The violence follows the arrest of a top leader with the Escorpiones faction of the Gulf Cartel. That faction had control of the city of Rio Bravo and would use it to launch attacks on the city of Reynosa, which is controlled by Los Metros.

Since the start of the week, the Gulf Cartel faction known as Los Metros began setting up roadblocks along the key entrances to Reynosa, Tamaulipas, as a way to keep law enforcement from interfering with their attacks on the border town of Rio Bravo. Additionally, days before, they began knocking down police cameras as a way to hide their troop movements as they prepared to move armored vehicles to the eastern part of Reynosa in preparation for the attacks. In total, the group destroyed 16 police cameras by either shooting at them or knocking them down with trucks.

Since Monday early morning, February 5, Los Metros began their attack on Rio Bravo, setting off widespread violence throughout the city.
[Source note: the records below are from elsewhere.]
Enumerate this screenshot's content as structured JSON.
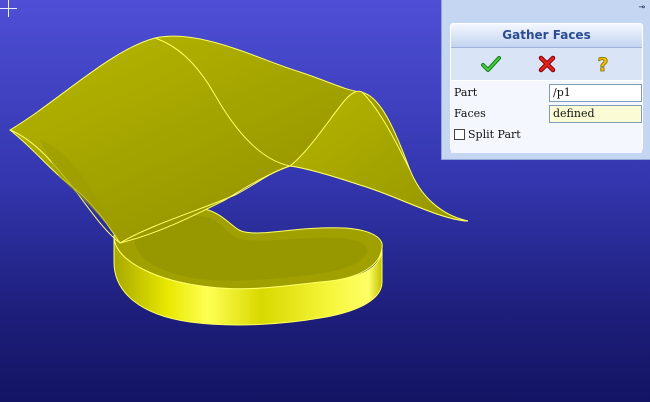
{
  "dialog": {
    "title": "Gather Faces",
    "fields": {
      "part_label": "Part",
      "part_value": "/p1",
      "faces_label": "Faces",
      "faces_value": "defined"
    },
    "split_part_label": "Split Part",
    "split_part_checked": false
  },
  "icons": {
    "ok": "checkmark-icon",
    "cancel": "x-icon",
    "help": "question-icon",
    "pin": "pin-icon",
    "cursor": "crosshair-icon"
  },
  "colors": {
    "surface": "#a8a800",
    "surface_highlight": "#ffff3c",
    "edge": "#ffff66",
    "background_top": "#4e4fd6",
    "background_bottom": "#131463",
    "dialog_title": "#2b4c95"
  }
}
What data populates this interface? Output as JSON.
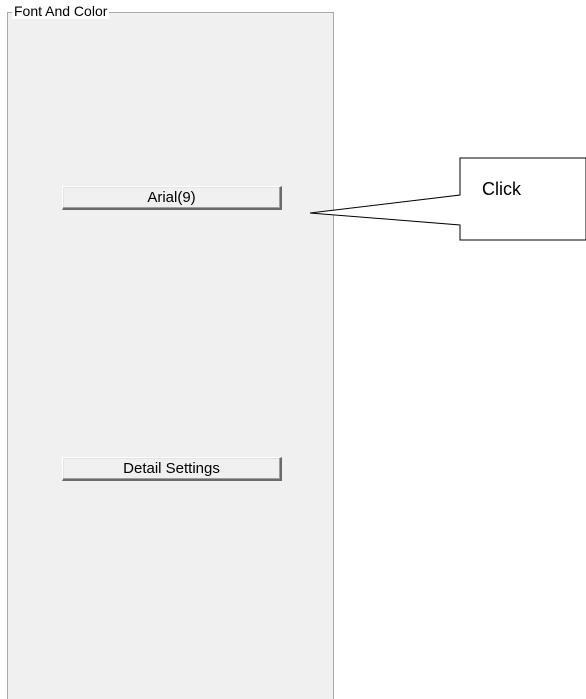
{
  "groupbox": {
    "title": "Font And Color"
  },
  "buttons": {
    "font_label": "Arial(9)",
    "detail_label": "Detail Settings"
  },
  "callout": {
    "text": "Click"
  }
}
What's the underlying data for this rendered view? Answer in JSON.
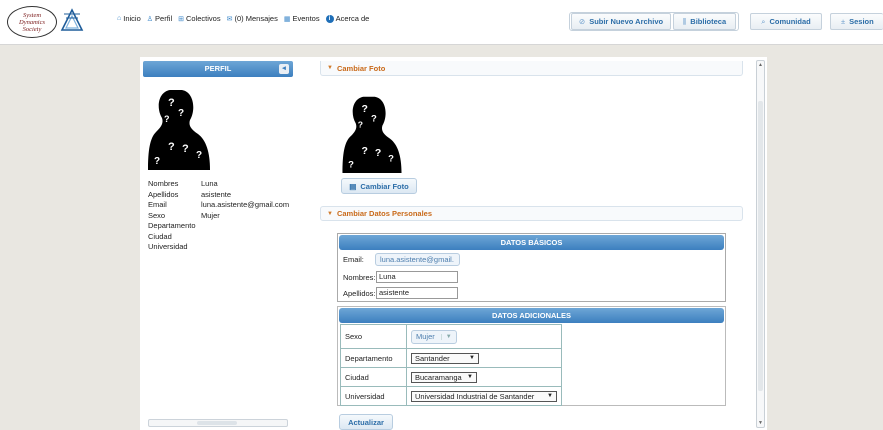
{
  "logo": {
    "line1": "System",
    "line2": "Dynamics",
    "line3": "Society"
  },
  "nav": [
    {
      "icon": "home-icon",
      "glyph": "⌂",
      "label": "Inicio"
    },
    {
      "icon": "user-icon",
      "glyph": "♙",
      "label": "Perfil"
    },
    {
      "icon": "group-icon",
      "glyph": "⊞",
      "label": "Colectivos"
    },
    {
      "icon": "mail-icon",
      "glyph": "✉",
      "label": "(0) Mensajes"
    },
    {
      "icon": "calendar-icon",
      "glyph": "▦",
      "label": "Eventos"
    },
    {
      "icon": "info-icon",
      "glyph": "i",
      "label": "Acerca de"
    }
  ],
  "toolbar": {
    "upload_label": "Subir Nuevo Archivo",
    "library_label": "Biblioteca",
    "community_label": "Comunidad",
    "session_label": "Sesion"
  },
  "perfil": {
    "title": "PERFIL",
    "rows": [
      {
        "k": "Nombres",
        "v": "Luna"
      },
      {
        "k": "Apellidos",
        "v": "asistente"
      },
      {
        "k": "Email",
        "v": "luna.asistente@gmail.com"
      },
      {
        "k": "Sexo",
        "v": "Mujer"
      },
      {
        "k": "Departamento",
        "v": ""
      },
      {
        "k": "Ciudad",
        "v": ""
      },
      {
        "k": "Universidad",
        "v": ""
      }
    ]
  },
  "photo_section": {
    "title": "Cambiar Foto",
    "button": "Cambiar Foto"
  },
  "personal_section": {
    "title": "Cambiar Datos Personales"
  },
  "basic": {
    "title": "DATOS BÁSICOS",
    "email_label": "Email:",
    "email_value": "luna.asistente@gmail.",
    "nombres_label": "Nombres:",
    "nombres_value": "Luna",
    "apellidos_label": "Apellidos:",
    "apellidos_value": "asistente"
  },
  "additional": {
    "title": "DATOS ADICIONALES",
    "sexo_label": "Sexo",
    "sexo_value": "Mujer",
    "departamento_label": "Departamento",
    "departamento_value": "Santander",
    "ciudad_label": "Ciudad",
    "ciudad_value": "Bucaramanga",
    "universidad_label": "Universidad",
    "universidad_value": "Universidad Industrial de Santander"
  },
  "update_button": "Actualizar",
  "colors": {
    "accent": "#3c7fbf",
    "section": "#c96a1a",
    "page_bg": "#e9e7e1"
  }
}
During one of their attacks, the gunmen shot and killed 30-year-old Jesus Sevillaja Marmolejo, an innocent farmer who was coming out of a local bar the gunmen were attacking.

After their attacks, Los Metros spray-painted houses and walls with the call signs of some key leaders to taunt their rivals and show they had entered the city.

The attacks in Rio Bravo also led to violence in Reynosa, where gunmen clashed with police forces who spotted them moving their convoys of gunmen. In response to the violence, school officials stopped their classes for several days as a precaution since, in recent days, one high school student had to be rushed to a hospital after being struck by a stray bullet.

The violence in Reynosa comes as the Tamaulipas government refuses to acknowledge the violence in the region and falsely claims that the region is safe.